>>
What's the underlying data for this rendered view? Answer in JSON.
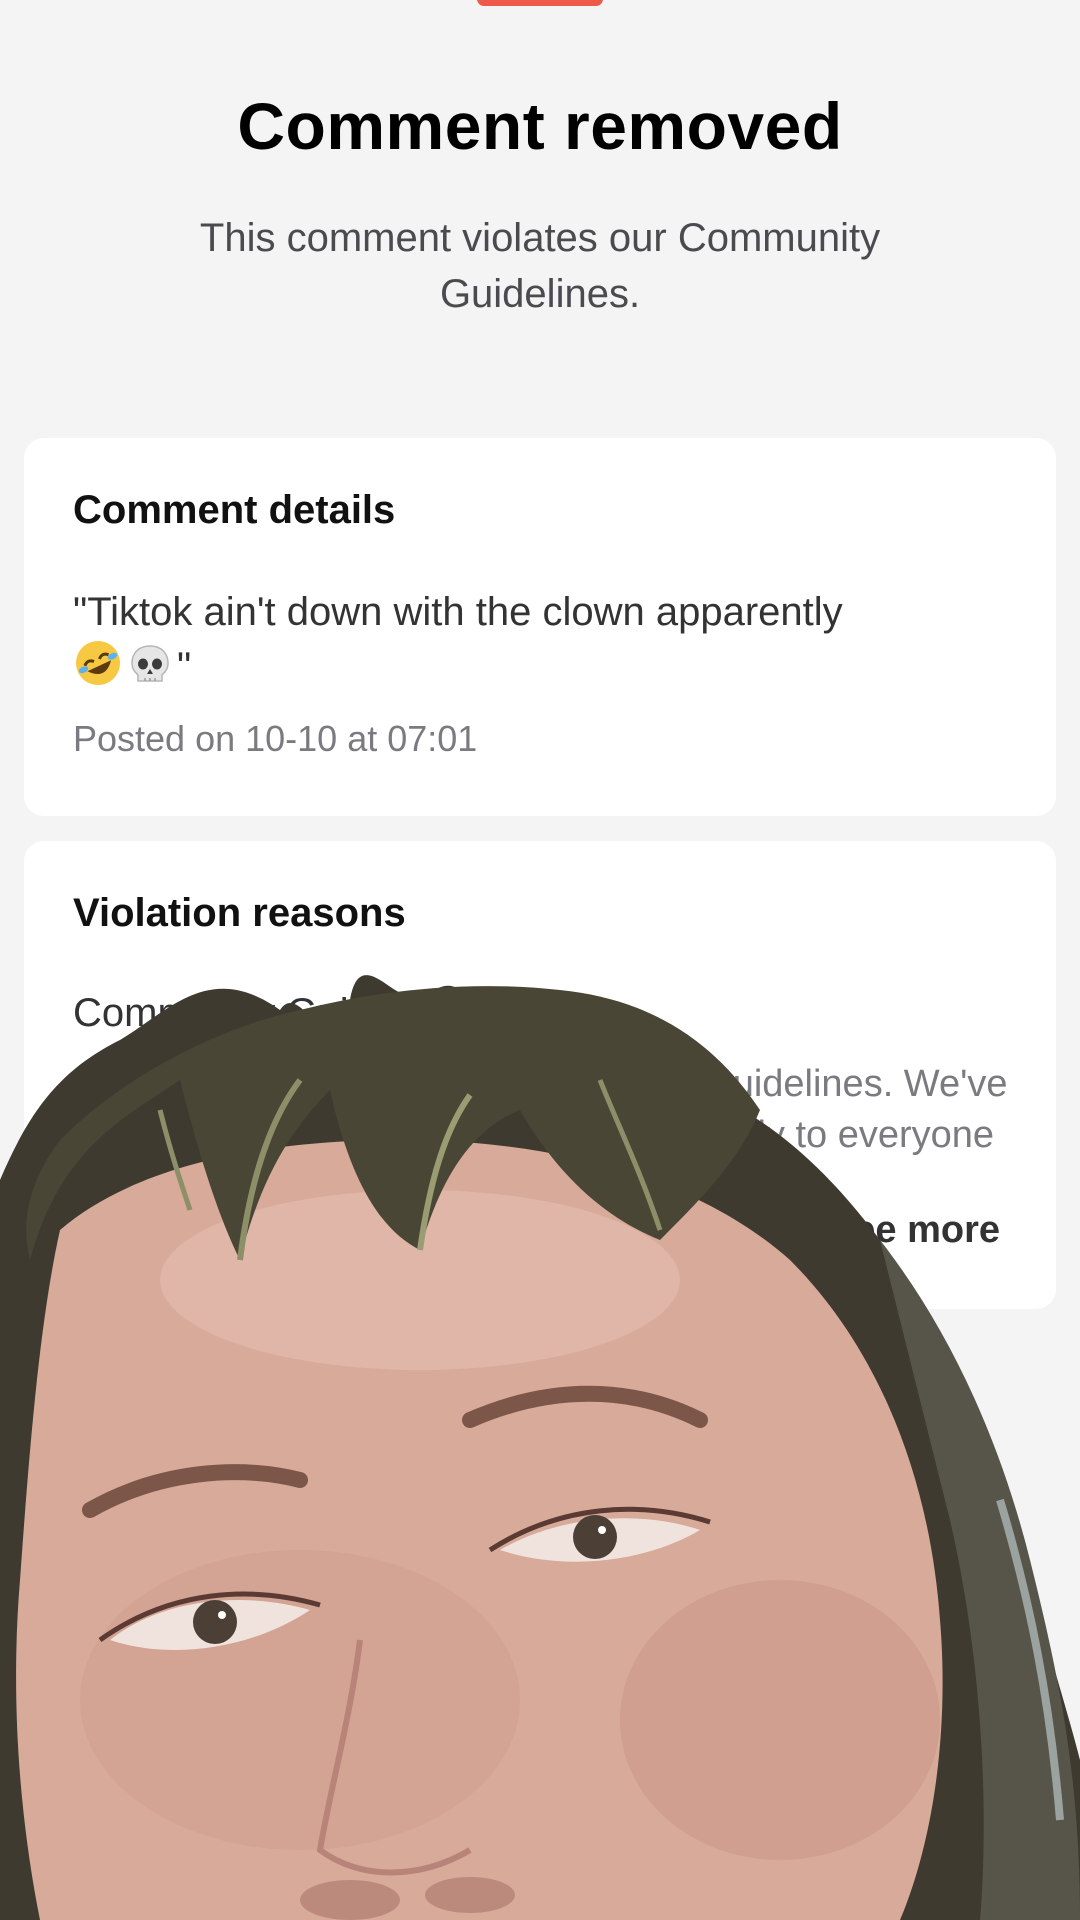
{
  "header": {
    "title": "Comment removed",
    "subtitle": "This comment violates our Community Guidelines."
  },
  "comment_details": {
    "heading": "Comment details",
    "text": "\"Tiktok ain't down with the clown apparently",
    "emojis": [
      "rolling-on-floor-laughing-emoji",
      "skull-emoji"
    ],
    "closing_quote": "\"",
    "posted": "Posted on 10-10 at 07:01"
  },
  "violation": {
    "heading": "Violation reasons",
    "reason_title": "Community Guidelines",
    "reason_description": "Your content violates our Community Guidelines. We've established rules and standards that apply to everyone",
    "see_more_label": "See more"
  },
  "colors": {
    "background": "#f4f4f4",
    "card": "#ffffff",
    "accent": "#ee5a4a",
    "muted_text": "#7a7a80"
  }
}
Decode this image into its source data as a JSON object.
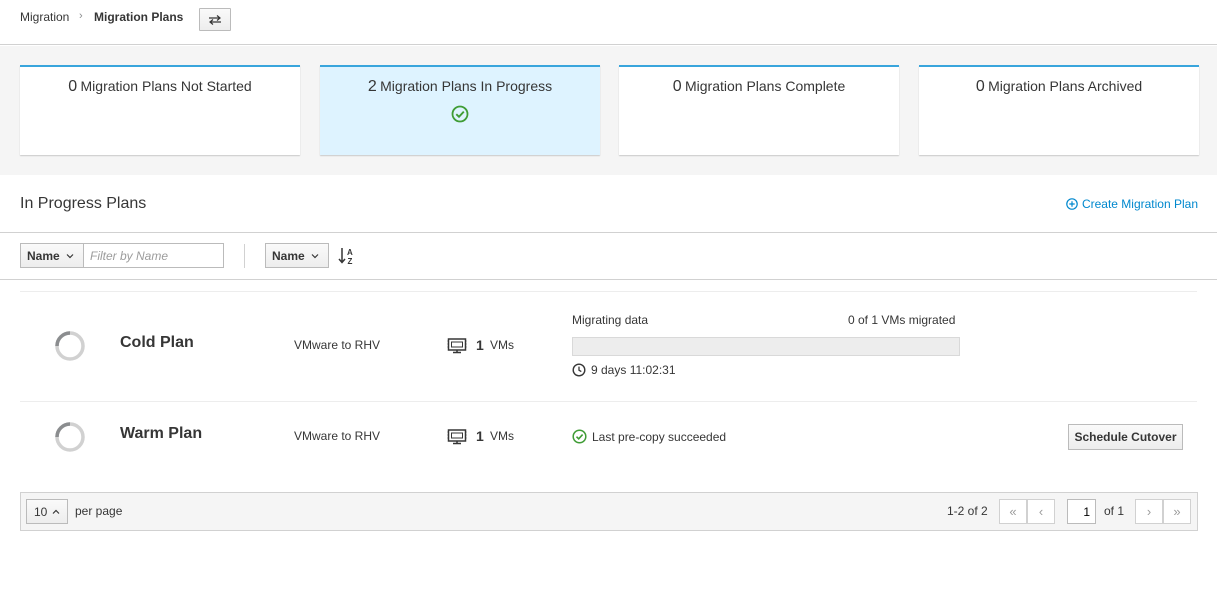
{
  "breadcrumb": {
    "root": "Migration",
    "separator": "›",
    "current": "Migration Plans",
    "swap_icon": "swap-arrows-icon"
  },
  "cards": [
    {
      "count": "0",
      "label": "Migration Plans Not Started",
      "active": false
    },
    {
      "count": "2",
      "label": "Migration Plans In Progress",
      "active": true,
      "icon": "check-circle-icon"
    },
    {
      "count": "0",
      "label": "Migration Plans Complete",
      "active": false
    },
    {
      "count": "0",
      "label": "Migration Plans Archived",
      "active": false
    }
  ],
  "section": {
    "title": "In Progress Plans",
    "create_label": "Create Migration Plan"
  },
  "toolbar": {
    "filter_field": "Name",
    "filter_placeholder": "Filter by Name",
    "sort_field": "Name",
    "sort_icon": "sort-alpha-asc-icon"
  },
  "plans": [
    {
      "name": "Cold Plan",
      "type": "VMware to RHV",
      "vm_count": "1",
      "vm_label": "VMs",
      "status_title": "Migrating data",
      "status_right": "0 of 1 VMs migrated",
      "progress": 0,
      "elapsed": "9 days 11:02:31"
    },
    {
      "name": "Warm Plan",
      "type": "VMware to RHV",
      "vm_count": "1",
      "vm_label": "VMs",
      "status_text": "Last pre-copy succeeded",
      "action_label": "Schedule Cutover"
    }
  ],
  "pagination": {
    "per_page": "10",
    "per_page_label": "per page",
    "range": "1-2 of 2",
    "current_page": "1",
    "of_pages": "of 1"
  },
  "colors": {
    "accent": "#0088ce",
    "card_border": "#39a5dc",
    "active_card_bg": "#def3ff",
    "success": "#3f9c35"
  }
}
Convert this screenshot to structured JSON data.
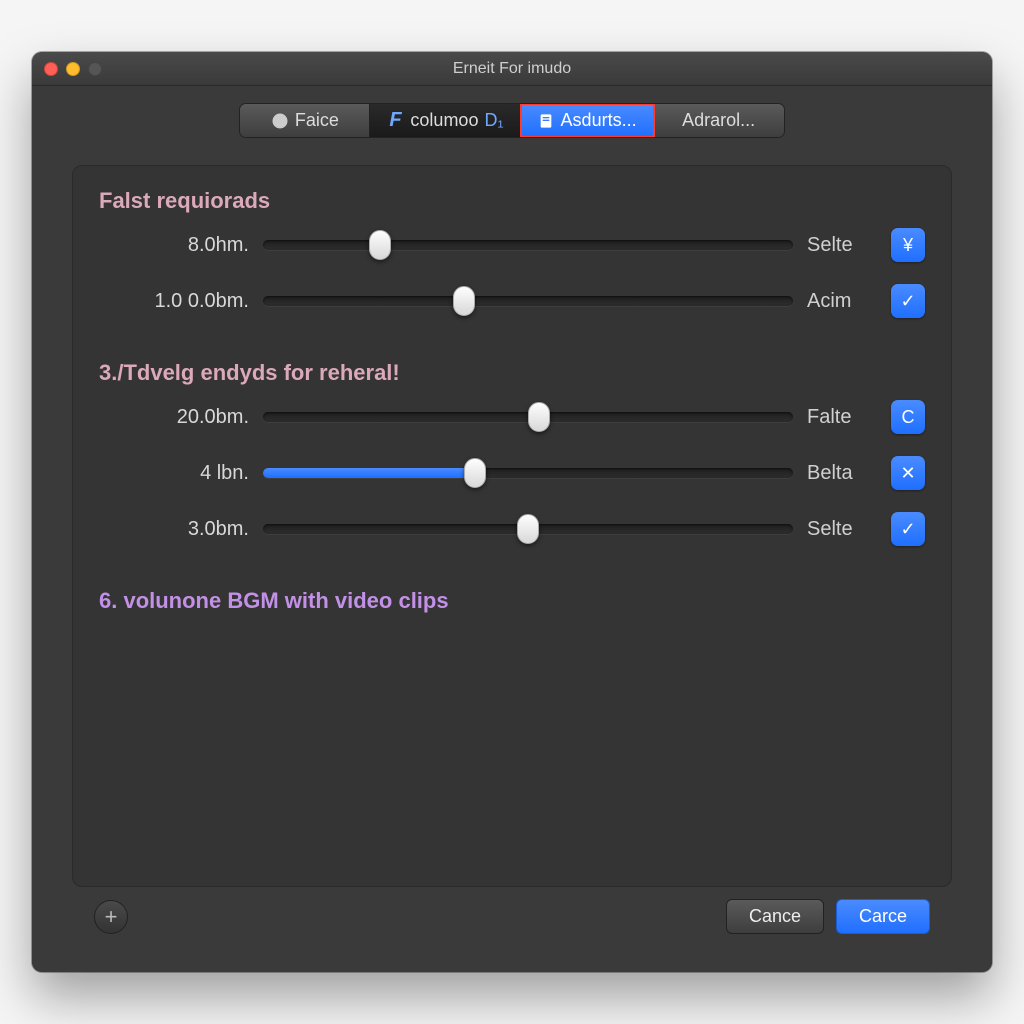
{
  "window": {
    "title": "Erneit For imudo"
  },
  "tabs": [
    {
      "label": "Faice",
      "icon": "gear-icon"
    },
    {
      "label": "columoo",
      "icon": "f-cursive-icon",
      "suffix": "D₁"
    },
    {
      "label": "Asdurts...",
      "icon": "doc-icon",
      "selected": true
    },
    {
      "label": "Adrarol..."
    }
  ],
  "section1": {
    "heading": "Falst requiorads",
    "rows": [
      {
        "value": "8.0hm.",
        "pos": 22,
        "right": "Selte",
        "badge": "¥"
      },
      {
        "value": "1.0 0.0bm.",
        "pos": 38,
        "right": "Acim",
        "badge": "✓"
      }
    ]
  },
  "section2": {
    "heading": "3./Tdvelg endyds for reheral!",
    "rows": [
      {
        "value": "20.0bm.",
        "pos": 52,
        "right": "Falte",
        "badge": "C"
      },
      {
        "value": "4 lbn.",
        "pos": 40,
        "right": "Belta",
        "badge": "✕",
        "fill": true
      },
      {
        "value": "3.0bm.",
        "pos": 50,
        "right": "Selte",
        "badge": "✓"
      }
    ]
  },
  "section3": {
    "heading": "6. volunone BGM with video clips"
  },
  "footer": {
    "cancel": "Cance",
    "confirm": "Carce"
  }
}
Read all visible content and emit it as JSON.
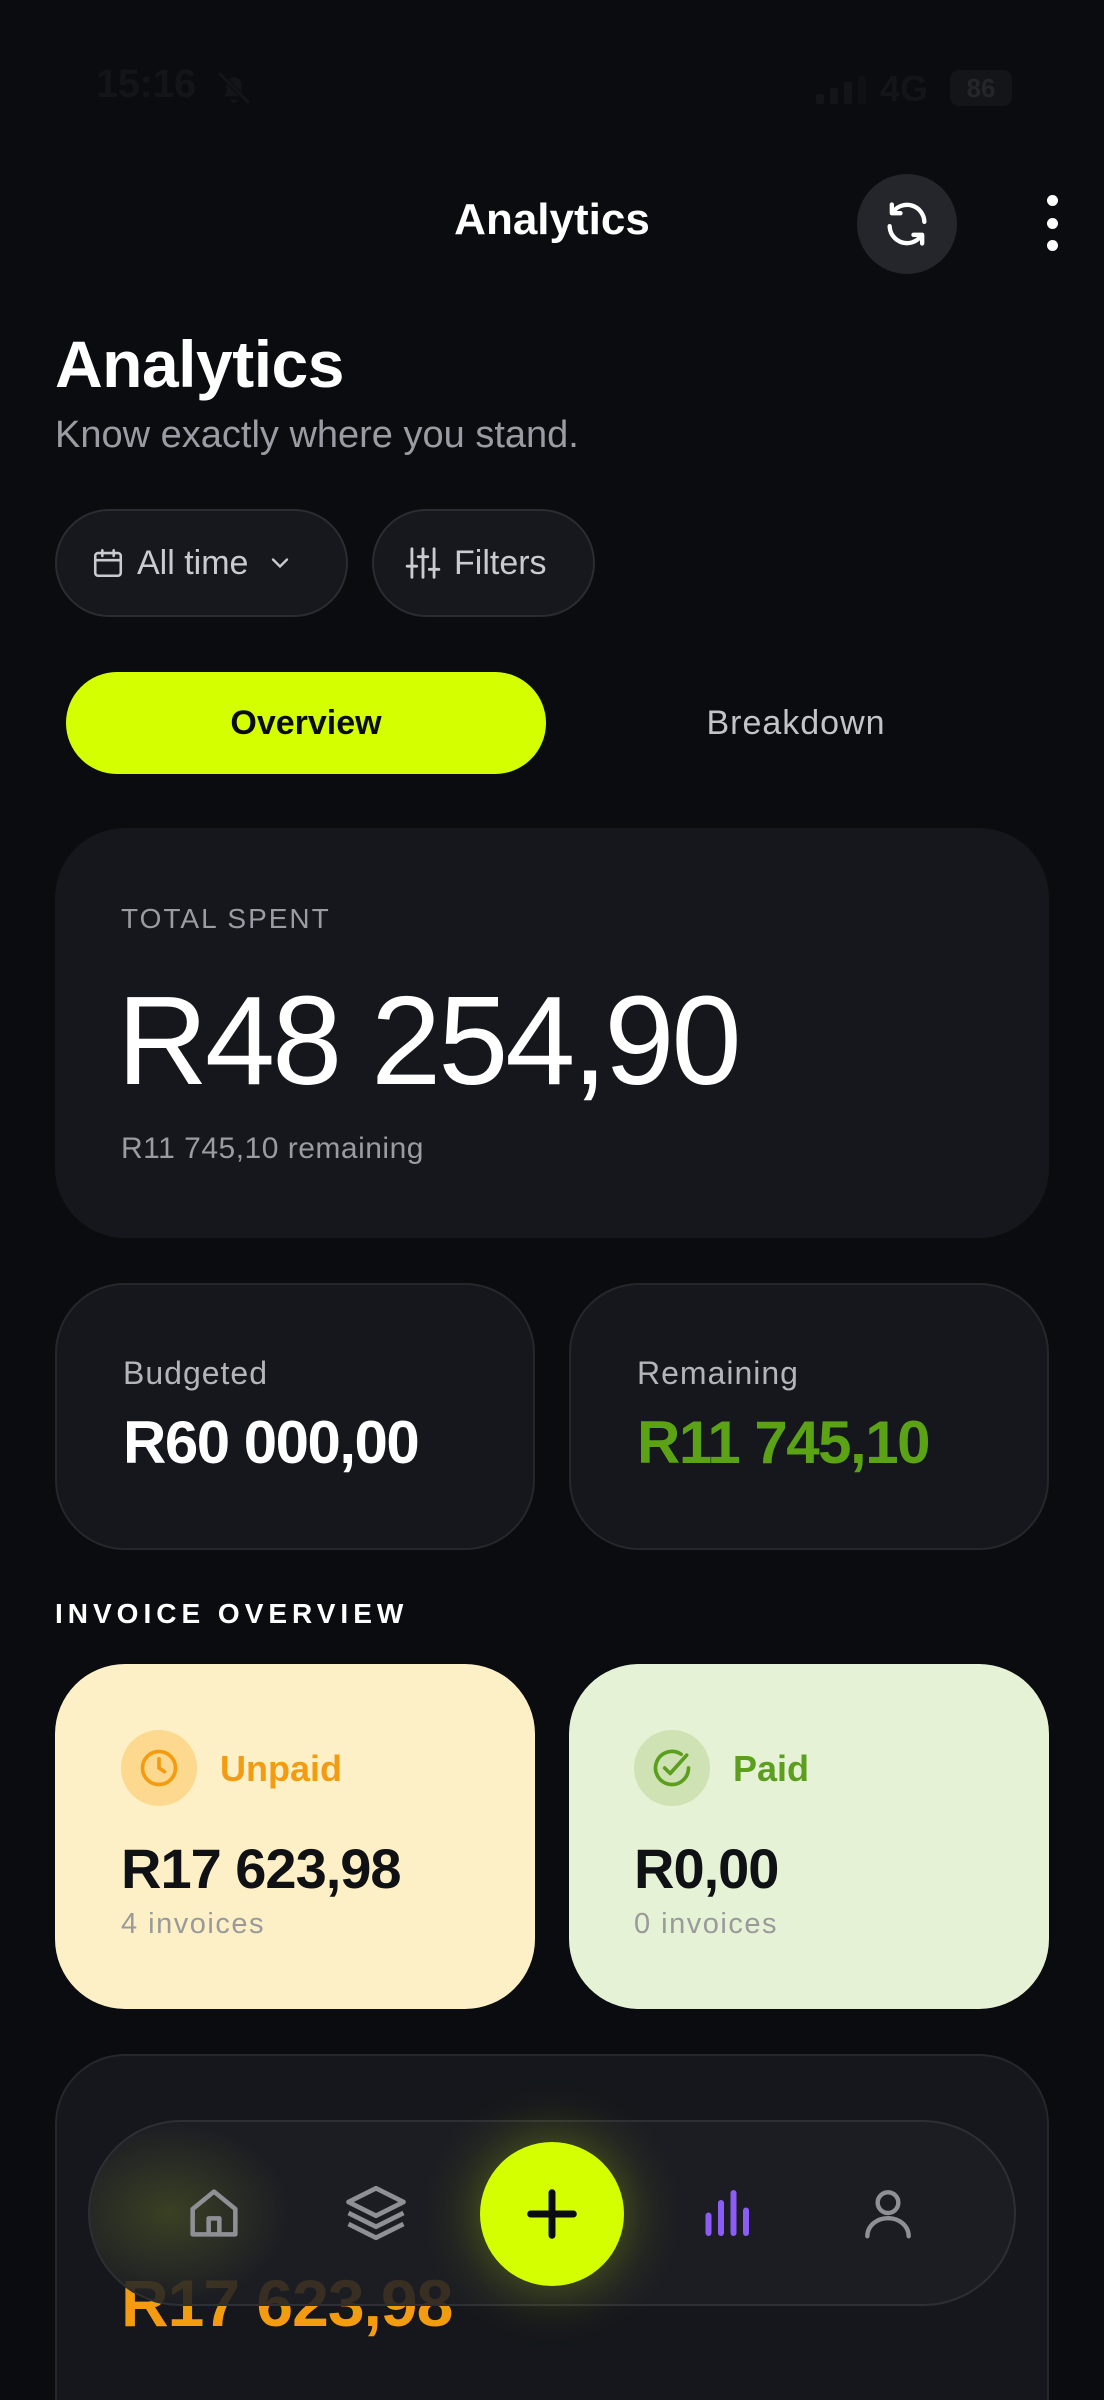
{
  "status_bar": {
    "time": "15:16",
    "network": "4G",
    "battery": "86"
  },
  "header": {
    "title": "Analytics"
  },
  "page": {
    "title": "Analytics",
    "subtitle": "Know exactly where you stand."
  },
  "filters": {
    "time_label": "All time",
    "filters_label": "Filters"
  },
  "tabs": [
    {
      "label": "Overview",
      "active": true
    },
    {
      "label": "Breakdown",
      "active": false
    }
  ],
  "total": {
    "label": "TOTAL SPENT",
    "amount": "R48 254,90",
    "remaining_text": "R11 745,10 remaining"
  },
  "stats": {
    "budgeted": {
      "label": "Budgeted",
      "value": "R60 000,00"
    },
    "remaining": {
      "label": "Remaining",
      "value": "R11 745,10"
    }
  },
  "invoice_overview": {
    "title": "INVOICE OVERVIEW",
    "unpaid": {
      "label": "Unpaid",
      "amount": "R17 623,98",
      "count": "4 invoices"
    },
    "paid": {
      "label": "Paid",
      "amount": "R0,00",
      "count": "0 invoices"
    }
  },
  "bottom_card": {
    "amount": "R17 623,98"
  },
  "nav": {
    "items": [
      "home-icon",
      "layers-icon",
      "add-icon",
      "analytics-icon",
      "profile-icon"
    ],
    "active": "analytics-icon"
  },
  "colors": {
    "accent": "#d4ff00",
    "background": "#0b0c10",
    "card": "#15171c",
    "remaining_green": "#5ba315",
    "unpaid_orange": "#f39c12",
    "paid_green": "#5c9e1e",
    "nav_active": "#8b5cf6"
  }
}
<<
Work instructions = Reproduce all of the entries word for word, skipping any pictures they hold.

Exercise solution =
What's the underlying data for this rendered view? Answer in JSON.
{
  "header": {
    "title": "Comment removed",
    "subtitle": "This comment violates our Community Guidelines."
  },
  "comment_details": {
    "heading": "Comment details",
    "text": "\"Tiktok ain't down with the clown apparently",
    "emojis": [
      "rolling-on-floor-laughing-emoji",
      "skull-emoji"
    ],
    "closing_quote": "\"",
    "posted": "Posted on 10-10 at 07:01"
  },
  "violation": {
    "heading": "Violation reasons",
    "reason_title": "Community Guidelines",
    "reason_description": "Your content violates our Community Guidelines. We've established rules and standards that apply to everyone",
    "see_more_label": "See more"
  },
  "colors": {
    "background": "#f4f4f4",
    "card": "#ffffff",
    "accent": "#ee5a4a",
    "muted_text": "#7a7a80"
  }
}
Decode this image into its source data as a JSON object.
{
  "breadcrumb": {
    "root": "Migration",
    "separator": "›",
    "current": "Migration Plans",
    "swap_icon": "swap-arrows-icon"
  },
  "cards": [
    {
      "count": "0",
      "label": "Migration Plans Not Started",
      "active": false
    },
    {
      "count": "2",
      "label": "Migration Plans In Progress",
      "active": true,
      "icon": "check-circle-icon"
    },
    {
      "count": "0",
      "label": "Migration Plans Complete",
      "active": false
    },
    {
      "count": "0",
      "label": "Migration Plans Archived",
      "active": false
    }
  ],
  "section": {
    "title": "In Progress Plans",
    "create_label": "Create Migration Plan"
  },
  "toolbar": {
    "filter_field": "Name",
    "filter_placeholder": "Filter by Name",
    "sort_field": "Name",
    "sort_icon": "sort-alpha-asc-icon"
  },
  "plans": [
    {
      "name": "Cold Plan",
      "type": "VMware to RHV",
      "vm_count": "1",
      "vm_label": "VMs",
      "status_title": "Migrating data",
      "status_right": "0 of 1 VMs migrated",
      "progress": 0,
      "elapsed": "9 days 11:02:31"
    },
    {
      "name": "Warm Plan",
      "type": "VMware to RHV",
      "vm_count": "1",
      "vm_label": "VMs",
      "status_text": "Last pre-copy succeeded",
      "action_label": "Schedule Cutover"
    }
  ],
  "pagination": {
    "per_page": "10",
    "per_page_label": "per page",
    "range": "1-2 of 2",
    "current_page": "1",
    "of_pages": "of 1"
  },
  "colors": {
    "accent": "#0088ce",
    "card_border": "#39a5dc",
    "active_card_bg": "#def3ff",
    "success": "#3f9c35"
  }
}
Convert this screenshot to structured JSON data.
{
  "window": {
    "title": "Erneit For imudo"
  },
  "tabs": [
    {
      "label": "Faice",
      "icon": "gear-icon"
    },
    {
      "label": "columoo",
      "icon": "f-cursive-icon",
      "suffix": "D₁"
    },
    {
      "label": "Asdurts...",
      "icon": "doc-icon",
      "selected": true
    },
    {
      "label": "Adrarol..."
    }
  ],
  "section1": {
    "heading": "Falst requiorads",
    "rows": [
      {
        "value": "8.0hm.",
        "pos": 22,
        "right": "Selte",
        "badge": "¥"
      },
      {
        "value": "1.0 0.0bm.",
        "pos": 38,
        "right": "Acim",
        "badge": "✓"
      }
    ]
  },
  "section2": {
    "heading": "3./Tdvelg endyds for reheral!",
    "rows": [
      {
        "value": "20.0bm.",
        "pos": 52,
        "right": "Falte",
        "badge": "C"
      },
      {
        "value": "4 lbn.",
        "pos": 40,
        "right": "Belta",
        "badge": "✕",
        "fill": true
      },
      {
        "value": "3.0bm.",
        "pos": 50,
        "right": "Selte",
        "badge": "✓"
      }
    ]
  },
  "section3": {
    "heading": "6. volunone BGM with video clips"
  },
  "footer": {
    "cancel": "Cance",
    "confirm": "Carce"
  }
}
Read all visible content and emit it as JSON.
{
  "status_bar": {
    "time": "15:16",
    "network": "4G",
    "battery": "86"
  },
  "header": {
    "title": "Analytics"
  },
  "page": {
    "title": "Analytics",
    "subtitle": "Know exactly where you stand."
  },
  "filters": {
    "time_label": "All time",
    "filters_label": "Filters"
  },
  "tabs": [
    {
      "label": "Overview",
      "active": true
    },
    {
      "label": "Breakdown",
      "active": false
    }
  ],
  "total": {
    "label": "TOTAL SPENT",
    "amount": "R48 254,90",
    "remaining_text": "R11 745,10 remaining"
  },
  "stats": {
    "budgeted": {
      "label": "Budgeted",
      "value": "R60 000,00"
    },
    "remaining": {
      "label": "Remaining",
      "value": "R11 745,10"
    }
  },
  "invoice_overview": {
    "title": "INVOICE OVERVIEW",
    "unpaid": {
      "label": "Unpaid",
      "amount": "R17 623,98",
      "count": "4 invoices"
    },
    "paid": {
      "label": "Paid",
      "amount": "R0,00",
      "count": "0 invoices"
    }
  },
  "bottom_card": {
    "amount": "R17 623,98"
  },
  "nav": {
    "items": [
      "home-icon",
      "layers-icon",
      "add-icon",
      "analytics-icon",
      "profile-icon"
    ],
    "active": "analytics-icon"
  },
  "colors": {
    "accent": "#d4ff00",
    "background": "#0b0c10",
    "card": "#15171c",
    "remaining_green": "#5ba315",
    "unpaid_orange": "#f39c12",
    "paid_green": "#5c9e1e",
    "nav_active": "#8b5cf6"
  }
}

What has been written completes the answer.